YOUR GOAL
The records must be repeated exactly and in their entirety.
---------- SUPPLIED RECORDS ----------
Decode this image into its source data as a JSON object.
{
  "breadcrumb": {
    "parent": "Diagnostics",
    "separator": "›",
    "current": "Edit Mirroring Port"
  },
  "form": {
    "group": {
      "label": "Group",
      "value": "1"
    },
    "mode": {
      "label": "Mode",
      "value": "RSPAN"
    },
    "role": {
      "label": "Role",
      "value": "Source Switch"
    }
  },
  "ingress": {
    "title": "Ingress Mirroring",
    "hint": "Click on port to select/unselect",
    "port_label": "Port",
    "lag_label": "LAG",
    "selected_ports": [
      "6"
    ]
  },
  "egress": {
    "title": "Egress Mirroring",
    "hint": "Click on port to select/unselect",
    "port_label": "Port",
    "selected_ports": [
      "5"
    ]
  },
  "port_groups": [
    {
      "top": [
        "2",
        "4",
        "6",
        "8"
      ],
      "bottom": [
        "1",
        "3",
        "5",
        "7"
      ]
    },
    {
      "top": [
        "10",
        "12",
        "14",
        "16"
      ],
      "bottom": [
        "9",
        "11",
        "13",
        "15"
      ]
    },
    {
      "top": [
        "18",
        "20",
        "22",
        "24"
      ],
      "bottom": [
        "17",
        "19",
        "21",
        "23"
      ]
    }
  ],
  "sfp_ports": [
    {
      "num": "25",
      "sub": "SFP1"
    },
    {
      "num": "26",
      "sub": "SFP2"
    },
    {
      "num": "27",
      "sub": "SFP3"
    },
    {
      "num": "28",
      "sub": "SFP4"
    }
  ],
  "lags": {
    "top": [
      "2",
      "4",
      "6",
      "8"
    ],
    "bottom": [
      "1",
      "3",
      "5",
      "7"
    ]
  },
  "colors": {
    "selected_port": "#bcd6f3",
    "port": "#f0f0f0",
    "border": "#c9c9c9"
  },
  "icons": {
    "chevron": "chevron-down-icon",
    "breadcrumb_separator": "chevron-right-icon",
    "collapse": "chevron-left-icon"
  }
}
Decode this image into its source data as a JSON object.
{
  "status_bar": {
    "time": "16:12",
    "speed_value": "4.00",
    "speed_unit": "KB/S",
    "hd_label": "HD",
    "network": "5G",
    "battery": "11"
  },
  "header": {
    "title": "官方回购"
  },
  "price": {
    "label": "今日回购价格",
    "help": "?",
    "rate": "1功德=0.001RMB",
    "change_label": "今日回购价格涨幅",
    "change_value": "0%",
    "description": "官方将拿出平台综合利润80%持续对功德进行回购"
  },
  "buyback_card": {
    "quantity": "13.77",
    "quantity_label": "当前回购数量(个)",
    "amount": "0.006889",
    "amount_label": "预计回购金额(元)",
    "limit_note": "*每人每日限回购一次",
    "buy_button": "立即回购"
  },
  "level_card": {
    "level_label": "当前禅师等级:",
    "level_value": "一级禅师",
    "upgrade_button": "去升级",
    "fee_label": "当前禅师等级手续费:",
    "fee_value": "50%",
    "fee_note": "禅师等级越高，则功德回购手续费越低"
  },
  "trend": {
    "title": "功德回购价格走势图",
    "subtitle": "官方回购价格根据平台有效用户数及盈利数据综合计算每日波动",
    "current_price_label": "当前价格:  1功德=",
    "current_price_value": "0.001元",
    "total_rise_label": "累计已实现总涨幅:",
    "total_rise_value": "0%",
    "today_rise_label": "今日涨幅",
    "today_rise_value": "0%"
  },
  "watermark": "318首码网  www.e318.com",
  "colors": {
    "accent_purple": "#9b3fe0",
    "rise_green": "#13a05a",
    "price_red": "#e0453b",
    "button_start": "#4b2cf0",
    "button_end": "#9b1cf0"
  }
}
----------
EXERCISE RESPONSE
Decode this image into its source data as a JSON object.
{
  "breadcrumb": {
    "parent": "Diagnostics",
    "separator": "›",
    "current": "Edit Mirroring Port"
  },
  "form": {
    "group": {
      "label": "Group",
      "value": "1"
    },
    "mode": {
      "label": "Mode",
      "value": "RSPAN"
    },
    "role": {
      "label": "Role",
      "value": "Source Switch"
    }
  },
  "ingress": {
    "title": "Ingress Mirroring",
    "hint": "Click on port to select/unselect",
    "port_label": "Port",
    "lag_label": "LAG",
    "selected_ports": [
      "6"
    ]
  },
  "egress": {
    "title": "Egress Mirroring",
    "hint": "Click on port to select/unselect",
    "port_label": "Port",
    "selected_ports": [
      "5"
    ]
  },
  "port_groups": [
    {
      "top": [
        "2",
        "4",
        "6",
        "8"
      ],
      "bottom": [
        "1",
        "3",
        "5",
        "7"
      ]
    },
    {
      "top": [
        "10",
        "12",
        "14",
        "16"
      ],
      "bottom": [
        "9",
        "11",
        "13",
        "15"
      ]
    },
    {
      "top": [
        "18",
        "20",
        "22",
        "24"
      ],
      "bottom": [
        "17",
        "19",
        "21",
        "23"
      ]
    }
  ],
  "sfp_ports": [
    {
      "num": "25",
      "sub": "SFP1"
    },
    {
      "num": "26",
      "sub": "SFP2"
    },
    {
      "num": "27",
      "sub": "SFP3"
    },
    {
      "num": "28",
      "sub": "SFP4"
    }
  ],
  "lags": {
    "top": [
      "2",
      "4",
      "6",
      "8"
    ],
    "bottom": [
      "1",
      "3",
      "5",
      "7"
    ]
  },
  "colors": {
    "selected_port": "#bcd6f3",
    "port": "#f0f0f0",
    "border": "#c9c9c9"
  },
  "icons": {
    "chevron": "chevron-down-icon",
    "breadcrumb_separator": "chevron-right-icon",
    "collapse": "chevron-left-icon"
  }
}
Decode this image into its source data as a JSON object.
{
  "status_bar": {
    "time": "16:12",
    "speed_value": "4.00",
    "speed_unit": "KB/S",
    "hd_label": "HD",
    "network": "5G",
    "battery": "11"
  },
  "header": {
    "title": "官方回购"
  },
  "price": {
    "label": "今日回购价格",
    "help": "?",
    "rate": "1功德=0.001RMB",
    "change_label": "今日回购价格涨幅",
    "change_value": "0%",
    "description": "官方将拿出平台综合利润80%持续对功德进行回购"
  },
  "buyback_card": {
    "quantity": "13.77",
    "quantity_label": "当前回购数量(个)",
    "amount": "0.006889",
    "amount_label": "预计回购金额(元)",
    "limit_note": "*每人每日限回购一次",
    "buy_button": "立即回购"
  },
  "level_card": {
    "level_label": "当前禅师等级:",
    "level_value": "一级禅师",
    "upgrade_button": "去升级",
    "fee_label": "当前禅师等级手续费:",
    "fee_value": "50%",
    "fee_note": "禅师等级越高，则功德回购手续费越低"
  },
  "trend": {
    "title": "功德回购价格走势图",
    "subtitle": "官方回购价格根据平台有效用户数及盈利数据综合计算每日波动",
    "current_price_label": "当前价格:  1功德=",
    "current_price_value": "0.001元",
    "total_rise_label": "累计已实现总涨幅:",
    "total_rise_value": "0%",
    "today_rise_label": "今日涨幅",
    "today_rise_value": "0%"
  },
  "watermark": "318首码网  www.e318.com",
  "colors": {
    "accent_purple": "#9b3fe0",
    "rise_green": "#13a05a",
    "price_red": "#e0453b",
    "button_start": "#4b2cf0",
    "button_end": "#9b1cf0"
  }
}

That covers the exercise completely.